|International Classification||C01G9/06, C21B3/04, C22B7/02|
|Cooperative Classification||Y02P10/232, Y02P10/22, Y02P10/236, C01G9/06, C22B7/02, C21B3/04, Y02W30/542|
|European Classification||C01G9/06, C21B3/04, C22B7/02|
|Aug 9, 1982||AS||Assignment|
Owner name: SOUTHWIRE COMPANY, CARROLLTON, GA, A CORP. OF GA
Free format text: ASSIGNMENT OF ASSIGNORS INTEREST.;ASSIGNOR:STEWART, MAXSON L.;REEL/FRAME:004023/0154

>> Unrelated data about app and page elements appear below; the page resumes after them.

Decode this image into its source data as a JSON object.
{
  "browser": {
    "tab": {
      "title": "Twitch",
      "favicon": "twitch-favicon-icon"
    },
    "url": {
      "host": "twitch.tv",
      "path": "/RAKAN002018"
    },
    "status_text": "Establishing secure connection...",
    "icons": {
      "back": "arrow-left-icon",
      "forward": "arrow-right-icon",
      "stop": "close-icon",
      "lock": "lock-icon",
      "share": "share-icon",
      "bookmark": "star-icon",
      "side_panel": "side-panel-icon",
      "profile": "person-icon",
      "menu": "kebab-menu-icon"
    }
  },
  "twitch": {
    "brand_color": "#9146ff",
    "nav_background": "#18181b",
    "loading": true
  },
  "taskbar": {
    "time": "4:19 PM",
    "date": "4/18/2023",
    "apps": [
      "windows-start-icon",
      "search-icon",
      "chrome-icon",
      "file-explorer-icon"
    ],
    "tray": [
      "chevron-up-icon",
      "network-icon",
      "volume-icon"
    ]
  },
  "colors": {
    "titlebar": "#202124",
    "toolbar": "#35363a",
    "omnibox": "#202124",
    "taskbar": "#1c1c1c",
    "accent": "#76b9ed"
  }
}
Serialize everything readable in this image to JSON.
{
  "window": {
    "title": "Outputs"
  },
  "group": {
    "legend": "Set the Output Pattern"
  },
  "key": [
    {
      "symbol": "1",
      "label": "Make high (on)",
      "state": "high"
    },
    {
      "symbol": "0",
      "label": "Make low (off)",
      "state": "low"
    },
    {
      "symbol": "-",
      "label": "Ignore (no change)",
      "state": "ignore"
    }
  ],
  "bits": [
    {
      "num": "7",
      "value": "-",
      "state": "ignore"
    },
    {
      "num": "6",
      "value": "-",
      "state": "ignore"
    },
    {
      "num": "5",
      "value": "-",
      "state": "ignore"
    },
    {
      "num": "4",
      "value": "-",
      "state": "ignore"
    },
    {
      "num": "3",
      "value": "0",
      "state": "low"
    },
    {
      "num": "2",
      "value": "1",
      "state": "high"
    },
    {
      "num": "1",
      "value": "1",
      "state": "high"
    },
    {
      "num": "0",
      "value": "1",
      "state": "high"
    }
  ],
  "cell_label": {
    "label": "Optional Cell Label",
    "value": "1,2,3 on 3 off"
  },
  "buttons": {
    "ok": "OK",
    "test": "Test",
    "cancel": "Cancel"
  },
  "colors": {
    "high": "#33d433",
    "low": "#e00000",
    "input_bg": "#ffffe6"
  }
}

Effective date: 19800526
Owner name: SOUTHWIRE COMPANY, A CORP. OF, GEORGIA
Free format text: ASSIGNMENT OF ASSIGNORS INTEREST;ASSIGNOR:STEWART, MAXSON L.;REEL/FRAME:004023/0154
Effective date: 19800526